HOUSTON (KDKA) — Some native Pittsburghers who are now living in Texas have been battered by the storms.
KDKA’s Bob Allen spoke with a couple of people who say they’re safe, but they’re keeping a close eye on the rising water.
Houston residents have a good reason to be nervous. Even though Hurricane Harvey has been reduced to a tropical storm, the city and surrounding areas are being saturated by never-ending rains.
Cary Yates, a Pittsburgh native and Schenley High School graduate, says heavy rain is causing the waters of a lake to move dangerously close to his home.
“It’s very stressful. You don’t sleep a lot. You go to bed and you hear the rain pounding and pounding,” he said. “I don’t call it rain. I call it just water being dropped on your home.”
Yates moved to Houston in 1980. He’s dealt with hurricanes before, but he’s never seen a storm so large that’s causing hardship for so many people, especially the elderly. And to think that it’s not over.
“We’re not out of this yet. This is Monday. We’re still three or four days more of this,” he said. “And then after that, it’s going to take a whole bunch of money, a whole bunch of help from FEMA and the city.”
Meanwhile, Krissy McNeil, a former KDKA employee, just moved to a Houston suburb three weeks ago. She feels very fortunate that flooding has not affected her home, but she says it’s getting close.
“In nearby neighborhoods around us, they are all by a creek or a reservoir, and they’ve all gone over their banks, and they’re already into people’s first-floor homes,” she said.
Thousands have already been evacuated. Many others have been told to stay in their homes. All they can do is wait.
“Right now, looking out my window right now, we’re being pelted,” Yates said. “We’re literally being pelted with rain. So once again, the question is, when does it end?”
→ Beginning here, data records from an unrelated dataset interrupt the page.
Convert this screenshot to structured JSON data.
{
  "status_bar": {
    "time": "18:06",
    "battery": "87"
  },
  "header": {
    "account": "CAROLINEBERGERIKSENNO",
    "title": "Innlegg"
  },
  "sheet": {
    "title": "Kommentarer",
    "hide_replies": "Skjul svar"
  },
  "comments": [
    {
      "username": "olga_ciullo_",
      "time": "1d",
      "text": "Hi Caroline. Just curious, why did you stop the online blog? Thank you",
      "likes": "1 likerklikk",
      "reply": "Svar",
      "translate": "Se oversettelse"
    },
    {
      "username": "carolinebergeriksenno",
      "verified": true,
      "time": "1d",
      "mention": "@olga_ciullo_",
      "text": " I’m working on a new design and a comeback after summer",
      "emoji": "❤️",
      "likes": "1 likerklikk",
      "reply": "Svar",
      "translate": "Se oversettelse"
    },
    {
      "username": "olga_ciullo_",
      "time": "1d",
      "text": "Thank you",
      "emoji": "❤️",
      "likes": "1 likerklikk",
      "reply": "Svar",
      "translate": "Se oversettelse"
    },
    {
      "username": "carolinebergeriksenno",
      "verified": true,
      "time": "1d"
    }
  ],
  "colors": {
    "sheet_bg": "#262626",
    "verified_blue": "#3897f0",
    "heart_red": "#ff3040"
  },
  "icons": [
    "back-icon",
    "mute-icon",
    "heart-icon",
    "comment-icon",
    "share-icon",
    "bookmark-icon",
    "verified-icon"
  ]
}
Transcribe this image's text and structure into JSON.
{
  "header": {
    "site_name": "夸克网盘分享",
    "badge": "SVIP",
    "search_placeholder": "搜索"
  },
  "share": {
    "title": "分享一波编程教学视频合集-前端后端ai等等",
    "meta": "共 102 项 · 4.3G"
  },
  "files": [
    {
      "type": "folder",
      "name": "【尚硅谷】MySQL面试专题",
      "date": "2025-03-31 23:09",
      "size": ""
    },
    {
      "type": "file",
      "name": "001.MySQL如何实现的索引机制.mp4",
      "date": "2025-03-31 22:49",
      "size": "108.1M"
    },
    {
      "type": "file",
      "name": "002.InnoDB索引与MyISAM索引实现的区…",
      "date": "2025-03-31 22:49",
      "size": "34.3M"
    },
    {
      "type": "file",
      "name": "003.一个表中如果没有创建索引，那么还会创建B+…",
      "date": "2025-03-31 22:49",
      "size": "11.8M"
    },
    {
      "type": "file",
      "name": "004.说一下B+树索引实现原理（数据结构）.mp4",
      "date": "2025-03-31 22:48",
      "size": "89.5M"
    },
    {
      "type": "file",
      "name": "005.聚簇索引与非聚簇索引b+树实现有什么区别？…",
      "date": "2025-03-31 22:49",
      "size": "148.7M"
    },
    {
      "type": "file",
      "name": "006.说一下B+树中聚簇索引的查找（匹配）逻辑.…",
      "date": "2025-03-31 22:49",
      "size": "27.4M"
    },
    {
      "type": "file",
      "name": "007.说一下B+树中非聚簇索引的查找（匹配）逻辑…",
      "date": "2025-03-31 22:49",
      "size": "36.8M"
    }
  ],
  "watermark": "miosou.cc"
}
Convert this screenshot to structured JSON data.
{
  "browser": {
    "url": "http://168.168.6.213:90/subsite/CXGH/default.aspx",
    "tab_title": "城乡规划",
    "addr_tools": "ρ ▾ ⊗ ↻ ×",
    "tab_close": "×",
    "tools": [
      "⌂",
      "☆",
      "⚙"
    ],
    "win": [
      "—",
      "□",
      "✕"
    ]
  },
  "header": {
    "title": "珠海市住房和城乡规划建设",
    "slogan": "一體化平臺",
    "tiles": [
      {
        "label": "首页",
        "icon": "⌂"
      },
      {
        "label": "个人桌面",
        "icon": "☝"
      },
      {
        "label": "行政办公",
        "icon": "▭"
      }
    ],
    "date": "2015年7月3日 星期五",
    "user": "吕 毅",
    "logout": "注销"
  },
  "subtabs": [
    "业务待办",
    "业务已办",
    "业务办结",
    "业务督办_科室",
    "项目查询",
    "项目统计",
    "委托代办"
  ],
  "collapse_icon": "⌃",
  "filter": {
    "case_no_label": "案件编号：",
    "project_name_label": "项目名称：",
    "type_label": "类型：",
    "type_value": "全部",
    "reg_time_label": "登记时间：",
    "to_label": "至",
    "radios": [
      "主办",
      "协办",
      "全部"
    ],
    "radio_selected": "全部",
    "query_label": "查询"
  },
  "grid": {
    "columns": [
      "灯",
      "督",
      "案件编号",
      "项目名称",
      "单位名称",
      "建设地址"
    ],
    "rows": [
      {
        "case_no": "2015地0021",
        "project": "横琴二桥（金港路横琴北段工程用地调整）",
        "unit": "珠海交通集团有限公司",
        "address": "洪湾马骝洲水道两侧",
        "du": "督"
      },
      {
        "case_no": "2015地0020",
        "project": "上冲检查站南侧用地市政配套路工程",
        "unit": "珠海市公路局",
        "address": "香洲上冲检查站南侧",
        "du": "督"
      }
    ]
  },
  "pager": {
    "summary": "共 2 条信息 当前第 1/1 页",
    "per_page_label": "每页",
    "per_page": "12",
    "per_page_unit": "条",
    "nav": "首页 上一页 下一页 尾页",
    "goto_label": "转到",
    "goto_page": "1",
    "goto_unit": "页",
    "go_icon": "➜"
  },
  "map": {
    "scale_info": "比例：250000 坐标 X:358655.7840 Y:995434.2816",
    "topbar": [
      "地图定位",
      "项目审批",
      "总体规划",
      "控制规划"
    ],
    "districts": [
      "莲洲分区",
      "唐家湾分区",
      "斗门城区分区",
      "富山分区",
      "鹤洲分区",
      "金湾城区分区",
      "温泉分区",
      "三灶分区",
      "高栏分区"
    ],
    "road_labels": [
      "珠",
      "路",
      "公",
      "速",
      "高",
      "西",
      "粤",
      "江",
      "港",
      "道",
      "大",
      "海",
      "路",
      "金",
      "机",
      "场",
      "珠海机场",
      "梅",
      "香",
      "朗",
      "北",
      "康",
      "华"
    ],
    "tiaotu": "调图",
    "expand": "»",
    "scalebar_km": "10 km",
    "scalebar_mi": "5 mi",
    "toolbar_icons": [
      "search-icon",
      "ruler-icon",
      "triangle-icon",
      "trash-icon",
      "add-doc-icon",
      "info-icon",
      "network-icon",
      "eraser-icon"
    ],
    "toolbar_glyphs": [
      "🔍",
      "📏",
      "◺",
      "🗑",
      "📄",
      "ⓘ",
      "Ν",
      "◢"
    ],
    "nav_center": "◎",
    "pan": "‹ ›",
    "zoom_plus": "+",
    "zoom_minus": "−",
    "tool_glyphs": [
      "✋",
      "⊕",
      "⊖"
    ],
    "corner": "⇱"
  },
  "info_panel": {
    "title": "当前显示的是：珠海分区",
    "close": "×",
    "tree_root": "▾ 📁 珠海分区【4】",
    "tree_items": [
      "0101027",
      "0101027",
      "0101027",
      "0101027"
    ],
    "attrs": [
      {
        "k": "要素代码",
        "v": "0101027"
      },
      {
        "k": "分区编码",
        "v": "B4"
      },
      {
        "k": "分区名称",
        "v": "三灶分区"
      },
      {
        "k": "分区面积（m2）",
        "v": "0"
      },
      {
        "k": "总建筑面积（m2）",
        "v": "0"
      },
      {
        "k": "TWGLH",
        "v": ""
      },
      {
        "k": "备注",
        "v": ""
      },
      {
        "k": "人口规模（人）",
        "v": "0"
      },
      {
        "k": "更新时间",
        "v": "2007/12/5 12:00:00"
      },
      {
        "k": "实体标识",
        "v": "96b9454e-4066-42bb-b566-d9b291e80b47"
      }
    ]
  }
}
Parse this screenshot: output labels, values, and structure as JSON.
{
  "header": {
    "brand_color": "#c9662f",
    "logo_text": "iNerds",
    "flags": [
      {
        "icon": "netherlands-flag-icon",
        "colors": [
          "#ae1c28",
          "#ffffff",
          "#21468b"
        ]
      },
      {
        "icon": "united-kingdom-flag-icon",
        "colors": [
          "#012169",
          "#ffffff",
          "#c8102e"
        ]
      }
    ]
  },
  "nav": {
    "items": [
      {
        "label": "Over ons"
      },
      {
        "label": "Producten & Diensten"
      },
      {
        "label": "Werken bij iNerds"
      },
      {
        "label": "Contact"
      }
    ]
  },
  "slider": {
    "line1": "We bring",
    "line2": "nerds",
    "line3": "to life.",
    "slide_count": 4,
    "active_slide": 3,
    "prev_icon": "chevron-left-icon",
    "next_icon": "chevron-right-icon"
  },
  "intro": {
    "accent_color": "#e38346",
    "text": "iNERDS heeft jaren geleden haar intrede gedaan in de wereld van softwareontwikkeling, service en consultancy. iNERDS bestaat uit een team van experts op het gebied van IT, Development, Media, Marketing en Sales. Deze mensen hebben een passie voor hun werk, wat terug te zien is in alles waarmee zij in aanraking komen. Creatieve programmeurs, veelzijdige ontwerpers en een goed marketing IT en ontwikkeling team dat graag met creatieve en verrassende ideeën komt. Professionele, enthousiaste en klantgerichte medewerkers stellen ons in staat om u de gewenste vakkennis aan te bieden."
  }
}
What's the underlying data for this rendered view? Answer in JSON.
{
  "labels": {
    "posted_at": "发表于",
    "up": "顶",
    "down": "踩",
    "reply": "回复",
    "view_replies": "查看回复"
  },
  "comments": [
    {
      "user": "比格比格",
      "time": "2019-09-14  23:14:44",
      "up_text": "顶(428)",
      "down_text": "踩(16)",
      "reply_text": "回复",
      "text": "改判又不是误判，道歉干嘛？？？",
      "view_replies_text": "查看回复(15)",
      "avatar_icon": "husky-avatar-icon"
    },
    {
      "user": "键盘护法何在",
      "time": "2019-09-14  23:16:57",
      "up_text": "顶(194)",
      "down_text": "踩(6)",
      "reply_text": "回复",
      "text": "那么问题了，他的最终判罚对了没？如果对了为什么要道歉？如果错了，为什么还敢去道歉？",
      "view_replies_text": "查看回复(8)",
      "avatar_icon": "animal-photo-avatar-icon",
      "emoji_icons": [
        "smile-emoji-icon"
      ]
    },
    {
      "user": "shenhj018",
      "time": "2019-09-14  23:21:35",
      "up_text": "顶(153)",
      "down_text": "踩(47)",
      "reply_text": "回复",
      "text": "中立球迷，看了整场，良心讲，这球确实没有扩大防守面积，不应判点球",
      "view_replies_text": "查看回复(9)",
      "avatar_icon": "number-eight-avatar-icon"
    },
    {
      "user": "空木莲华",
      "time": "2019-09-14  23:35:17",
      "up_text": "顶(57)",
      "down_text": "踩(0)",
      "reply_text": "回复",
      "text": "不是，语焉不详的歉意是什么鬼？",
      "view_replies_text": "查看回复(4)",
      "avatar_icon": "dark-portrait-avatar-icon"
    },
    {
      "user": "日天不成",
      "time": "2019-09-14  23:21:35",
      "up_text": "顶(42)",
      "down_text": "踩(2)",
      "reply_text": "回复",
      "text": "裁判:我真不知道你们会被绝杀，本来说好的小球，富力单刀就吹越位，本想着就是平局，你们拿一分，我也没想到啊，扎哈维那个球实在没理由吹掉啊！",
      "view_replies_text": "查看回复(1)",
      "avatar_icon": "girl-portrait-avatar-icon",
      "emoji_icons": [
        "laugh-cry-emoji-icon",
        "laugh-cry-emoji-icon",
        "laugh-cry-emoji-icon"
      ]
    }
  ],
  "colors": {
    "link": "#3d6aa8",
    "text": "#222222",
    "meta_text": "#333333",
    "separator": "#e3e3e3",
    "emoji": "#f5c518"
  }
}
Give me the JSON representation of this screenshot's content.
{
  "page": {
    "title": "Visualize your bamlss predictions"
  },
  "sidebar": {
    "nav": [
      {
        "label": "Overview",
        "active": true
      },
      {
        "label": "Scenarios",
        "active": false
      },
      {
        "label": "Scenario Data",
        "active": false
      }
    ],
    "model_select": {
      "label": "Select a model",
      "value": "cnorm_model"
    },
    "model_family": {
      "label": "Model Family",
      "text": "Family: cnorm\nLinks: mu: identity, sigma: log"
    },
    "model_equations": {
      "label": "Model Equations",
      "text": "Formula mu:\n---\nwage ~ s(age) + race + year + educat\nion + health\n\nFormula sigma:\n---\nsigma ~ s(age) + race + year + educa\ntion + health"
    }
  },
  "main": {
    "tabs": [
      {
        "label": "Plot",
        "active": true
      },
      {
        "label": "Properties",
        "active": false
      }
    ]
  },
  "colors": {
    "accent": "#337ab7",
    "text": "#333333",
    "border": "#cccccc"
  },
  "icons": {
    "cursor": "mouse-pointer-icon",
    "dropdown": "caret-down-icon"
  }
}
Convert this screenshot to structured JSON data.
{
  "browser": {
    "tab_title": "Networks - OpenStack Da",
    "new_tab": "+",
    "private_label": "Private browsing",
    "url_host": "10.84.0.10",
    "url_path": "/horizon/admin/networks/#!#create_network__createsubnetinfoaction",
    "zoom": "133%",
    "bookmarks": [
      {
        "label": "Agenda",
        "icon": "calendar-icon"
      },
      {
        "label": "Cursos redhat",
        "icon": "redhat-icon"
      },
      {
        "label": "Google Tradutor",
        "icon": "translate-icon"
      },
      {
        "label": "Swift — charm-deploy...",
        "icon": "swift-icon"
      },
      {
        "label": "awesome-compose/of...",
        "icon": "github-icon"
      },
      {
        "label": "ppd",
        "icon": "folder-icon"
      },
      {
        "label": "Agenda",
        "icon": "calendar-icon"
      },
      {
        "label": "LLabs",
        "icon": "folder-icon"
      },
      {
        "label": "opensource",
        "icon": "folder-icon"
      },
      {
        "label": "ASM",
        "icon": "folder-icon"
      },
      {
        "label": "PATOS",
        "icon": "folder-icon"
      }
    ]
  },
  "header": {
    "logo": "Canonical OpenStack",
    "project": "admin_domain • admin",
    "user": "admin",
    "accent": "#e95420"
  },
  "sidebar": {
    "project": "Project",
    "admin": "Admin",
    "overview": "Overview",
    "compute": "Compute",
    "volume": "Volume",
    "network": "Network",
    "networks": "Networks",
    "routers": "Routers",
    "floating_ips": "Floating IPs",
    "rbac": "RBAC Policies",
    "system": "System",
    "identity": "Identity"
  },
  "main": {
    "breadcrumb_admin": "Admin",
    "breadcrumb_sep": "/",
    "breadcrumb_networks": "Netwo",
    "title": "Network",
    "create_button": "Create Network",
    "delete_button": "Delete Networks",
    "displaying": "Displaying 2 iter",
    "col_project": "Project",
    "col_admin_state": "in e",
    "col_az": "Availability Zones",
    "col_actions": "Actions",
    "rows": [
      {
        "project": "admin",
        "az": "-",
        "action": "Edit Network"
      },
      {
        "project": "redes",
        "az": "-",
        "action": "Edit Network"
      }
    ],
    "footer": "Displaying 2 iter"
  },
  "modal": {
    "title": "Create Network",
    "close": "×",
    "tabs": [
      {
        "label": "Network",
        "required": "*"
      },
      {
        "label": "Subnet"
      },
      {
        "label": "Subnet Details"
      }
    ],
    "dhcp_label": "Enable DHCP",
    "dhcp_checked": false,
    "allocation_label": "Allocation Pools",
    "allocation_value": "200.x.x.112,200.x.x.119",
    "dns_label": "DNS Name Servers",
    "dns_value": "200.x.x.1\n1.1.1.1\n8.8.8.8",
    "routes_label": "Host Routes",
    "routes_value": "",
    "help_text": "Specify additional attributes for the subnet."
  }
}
Lori Humphrey, another Pittsburgh native, was staying at a motel while she was waiting to start a nursing job in Houston, and she’s running out of money and worried about more flooding. Leah and Jon Gross, who have roots in Jeannette, said if the rain keeps up, their house could flood in a matter of minutes.